* **WHAT IS REQUIRED**: Wherever a picture appears in the listing below, leave it out and reproduce the rest exactly.

* **DATA FOR REVIEW**:
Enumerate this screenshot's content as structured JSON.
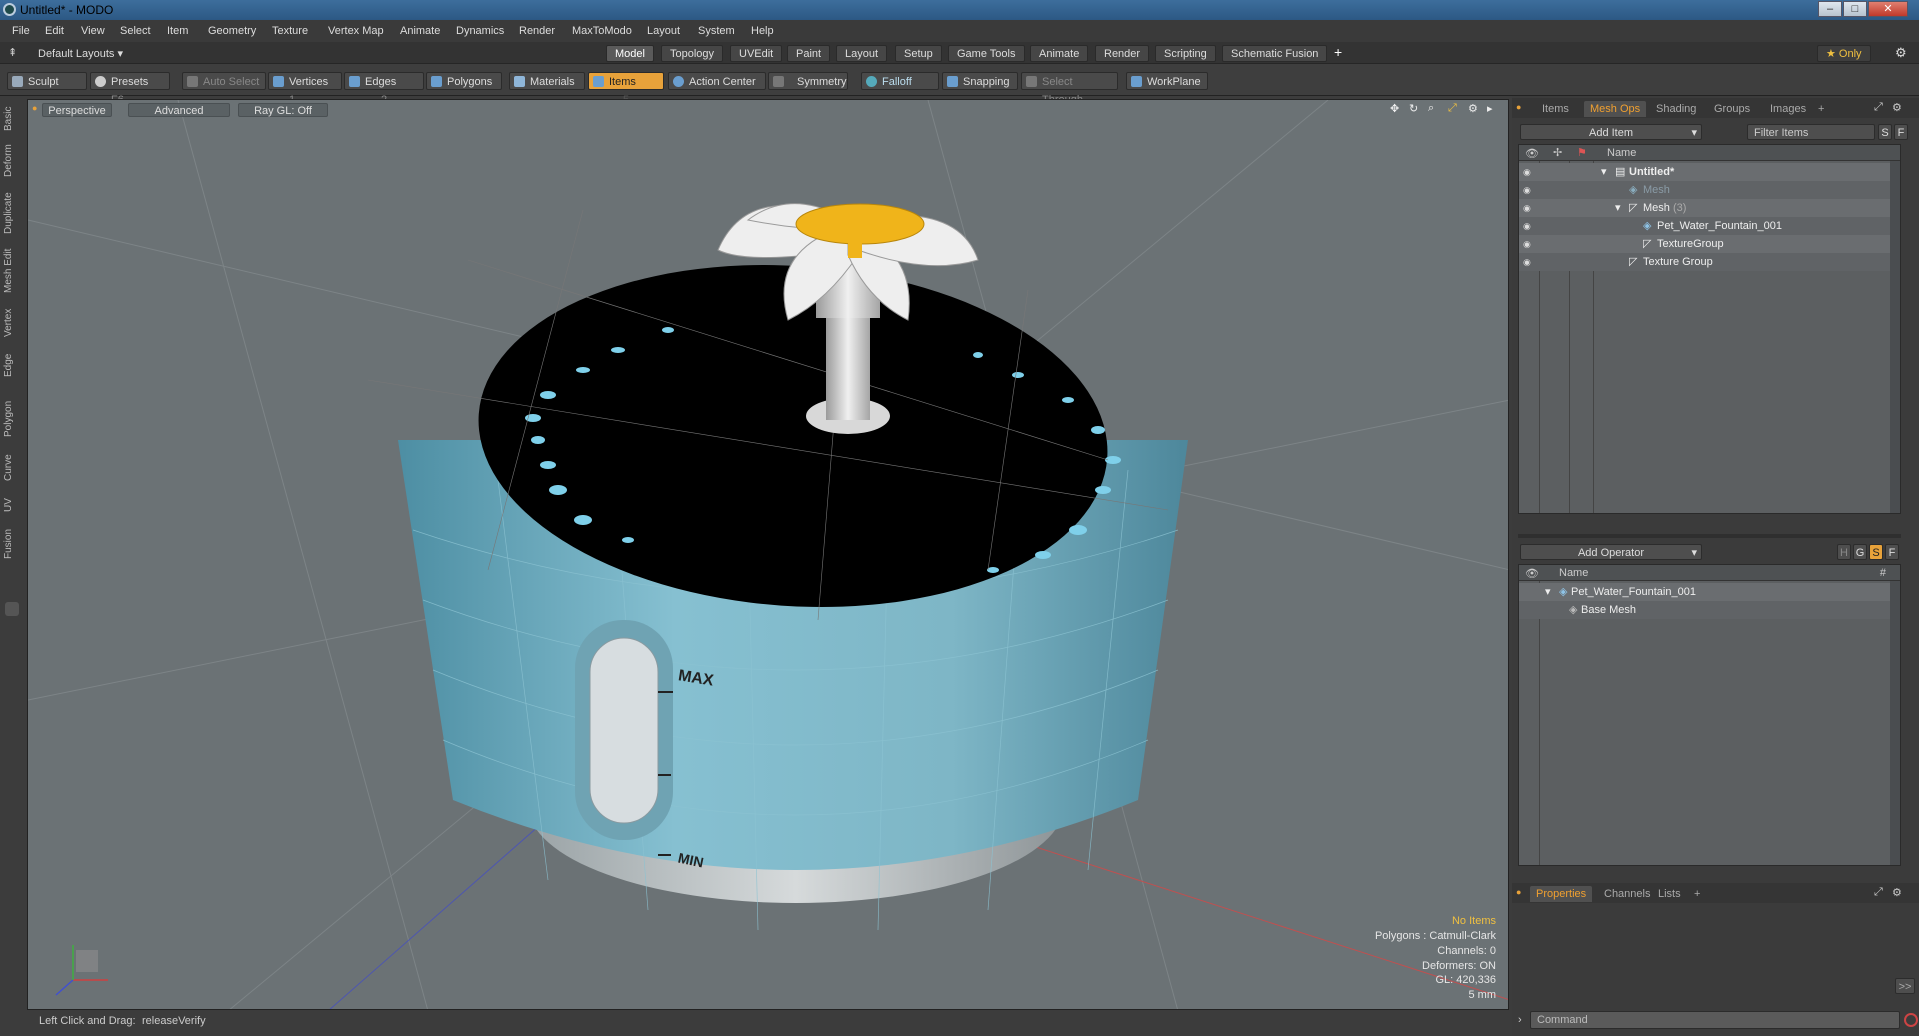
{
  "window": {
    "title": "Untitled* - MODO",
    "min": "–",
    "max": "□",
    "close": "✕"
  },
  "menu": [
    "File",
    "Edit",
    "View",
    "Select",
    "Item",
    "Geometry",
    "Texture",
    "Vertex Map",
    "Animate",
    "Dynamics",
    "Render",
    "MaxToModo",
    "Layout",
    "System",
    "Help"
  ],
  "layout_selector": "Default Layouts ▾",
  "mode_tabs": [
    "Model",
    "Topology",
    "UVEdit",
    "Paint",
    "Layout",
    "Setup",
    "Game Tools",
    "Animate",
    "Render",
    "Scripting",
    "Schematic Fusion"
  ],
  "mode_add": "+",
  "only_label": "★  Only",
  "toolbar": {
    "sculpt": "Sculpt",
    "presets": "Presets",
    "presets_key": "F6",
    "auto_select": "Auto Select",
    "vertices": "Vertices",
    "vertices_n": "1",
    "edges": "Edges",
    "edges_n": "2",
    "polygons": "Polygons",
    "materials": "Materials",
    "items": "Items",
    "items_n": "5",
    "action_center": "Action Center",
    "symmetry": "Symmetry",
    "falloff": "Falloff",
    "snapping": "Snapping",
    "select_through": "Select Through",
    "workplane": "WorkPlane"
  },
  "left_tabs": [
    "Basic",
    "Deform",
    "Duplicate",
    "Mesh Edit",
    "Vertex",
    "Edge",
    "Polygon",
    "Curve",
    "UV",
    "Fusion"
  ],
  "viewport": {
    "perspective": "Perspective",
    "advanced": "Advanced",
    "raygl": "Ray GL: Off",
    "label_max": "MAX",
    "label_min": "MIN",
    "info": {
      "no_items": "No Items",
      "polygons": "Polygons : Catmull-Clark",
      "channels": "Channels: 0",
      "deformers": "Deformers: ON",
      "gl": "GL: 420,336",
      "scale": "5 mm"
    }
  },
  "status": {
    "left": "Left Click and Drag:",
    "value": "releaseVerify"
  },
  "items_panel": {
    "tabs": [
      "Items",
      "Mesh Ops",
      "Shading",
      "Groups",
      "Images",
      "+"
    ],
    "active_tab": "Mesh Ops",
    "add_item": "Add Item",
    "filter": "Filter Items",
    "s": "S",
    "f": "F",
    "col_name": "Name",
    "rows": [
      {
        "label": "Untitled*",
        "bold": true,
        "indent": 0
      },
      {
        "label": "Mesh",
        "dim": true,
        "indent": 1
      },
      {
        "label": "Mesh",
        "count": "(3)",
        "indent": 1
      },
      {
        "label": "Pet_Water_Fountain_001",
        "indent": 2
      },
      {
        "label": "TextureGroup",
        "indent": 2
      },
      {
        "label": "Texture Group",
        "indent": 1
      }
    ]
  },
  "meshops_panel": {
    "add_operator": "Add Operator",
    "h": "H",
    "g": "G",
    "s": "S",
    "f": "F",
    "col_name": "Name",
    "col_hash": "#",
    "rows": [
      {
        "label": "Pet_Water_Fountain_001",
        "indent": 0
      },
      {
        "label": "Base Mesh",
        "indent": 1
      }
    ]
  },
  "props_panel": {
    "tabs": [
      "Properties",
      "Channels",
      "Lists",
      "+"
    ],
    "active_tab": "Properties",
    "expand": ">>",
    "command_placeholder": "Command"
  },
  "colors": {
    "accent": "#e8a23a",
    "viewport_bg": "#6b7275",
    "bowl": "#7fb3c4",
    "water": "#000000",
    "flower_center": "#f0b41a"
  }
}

* **RESPONSE TO THIS EXERCISE**:
Enumerate this screenshot's content as structured JSON.
{
  "window": {
    "title": "Untitled* - MODO",
    "min": "–",
    "max": "□",
    "close": "✕"
  },
  "menu": [
    "File",
    "Edit",
    "View",
    "Select",
    "Item",
    "Geometry",
    "Texture",
    "Vertex Map",
    "Animate",
    "Dynamics",
    "Render",
    "MaxToModo",
    "Layout",
    "System",
    "Help"
  ],
  "layout_selector": "Default Layouts ▾",
  "mode_tabs": [
    "Model",
    "Topology",
    "UVEdit",
    "Paint",
    "Layout",
    "Setup",
    "Game Tools",
    "Animate",
    "Render",
    "Scripting",
    "Schematic Fusion"
  ],
  "mode_add": "+",
  "only_label": "★  Only",
  "toolbar": {
    "sculpt": "Sculpt",
    "presets": "Presets",
    "presets_key": "F6",
    "auto_select": "Auto Select",
    "vertices": "Vertices",
    "vertices_n": "1",
    "edges": "Edges",
    "edges_n": "2",
    "polygons": "Polygons",
    "materials": "Materials",
    "items": "Items",
    "items_n": "5",
    "action_center": "Action Center",
    "symmetry": "Symmetry",
    "falloff": "Falloff",
    "snapping": "Snapping",
    "select_through": "Select Through",
    "workplane": "WorkPlane"
  },
  "left_tabs": [
    "Basic",
    "Deform",
    "Duplicate",
    "Mesh Edit",
    "Vertex",
    "Edge",
    "Polygon",
    "Curve",
    "UV",
    "Fusion"
  ],
  "viewport": {
    "perspective": "Perspective",
    "advanced": "Advanced",
    "raygl": "Ray GL: Off",
    "label_max": "MAX",
    "label_min": "MIN",
    "info": {
      "no_items": "No Items",
      "polygons": "Polygons : Catmull-Clark",
      "channels": "Channels: 0",
      "deformers": "Deformers: ON",
      "gl": "GL: 420,336",
      "scale": "5 mm"
    }
  },
  "status": {
    "left": "Left Click and Drag:",
    "value": "releaseVerify"
  },
  "items_panel": {
    "tabs": [
      "Items",
      "Mesh Ops",
      "Shading",
      "Groups",
      "Images",
      "+"
    ],
    "active_tab": "Mesh Ops",
    "add_item": "Add Item",
    "filter": "Filter Items",
    "s": "S",
    "f": "F",
    "col_name": "Name",
    "rows": [
      {
        "label": "Untitled*",
        "bold": true,
        "indent": 0
      },
      {
        "label": "Mesh",
        "dim": true,
        "indent": 1
      },
      {
        "label": "Mesh",
        "count": "(3)",
        "indent": 1
      },
      {
        "label": "Pet_Water_Fountain_001",
        "indent": 2
      },
      {
        "label": "TextureGroup",
        "indent": 2
      },
      {
        "label": "Texture Group",
        "indent": 1
      }
    ]
  },
  "meshops_panel": {
    "add_operator": "Add Operator",
    "h": "H",
    "g": "G",
    "s": "S",
    "f": "F",
    "col_name": "Name",
    "col_hash": "#",
    "rows": [
      {
        "label": "Pet_Water_Fountain_001",
        "indent": 0
      },
      {
        "label": "Base Mesh",
        "indent": 1
      }
    ]
  },
  "props_panel": {
    "tabs": [
      "Properties",
      "Channels",
      "Lists",
      "+"
    ],
    "active_tab": "Properties",
    "expand": ">>",
    "command_placeholder": "Command"
  },
  "colors": {
    "accent": "#e8a23a",
    "viewport_bg": "#6b7275",
    "bowl": "#7fb3c4",
    "water": "#000000",
    "flower_center": "#f0b41a"
  }
}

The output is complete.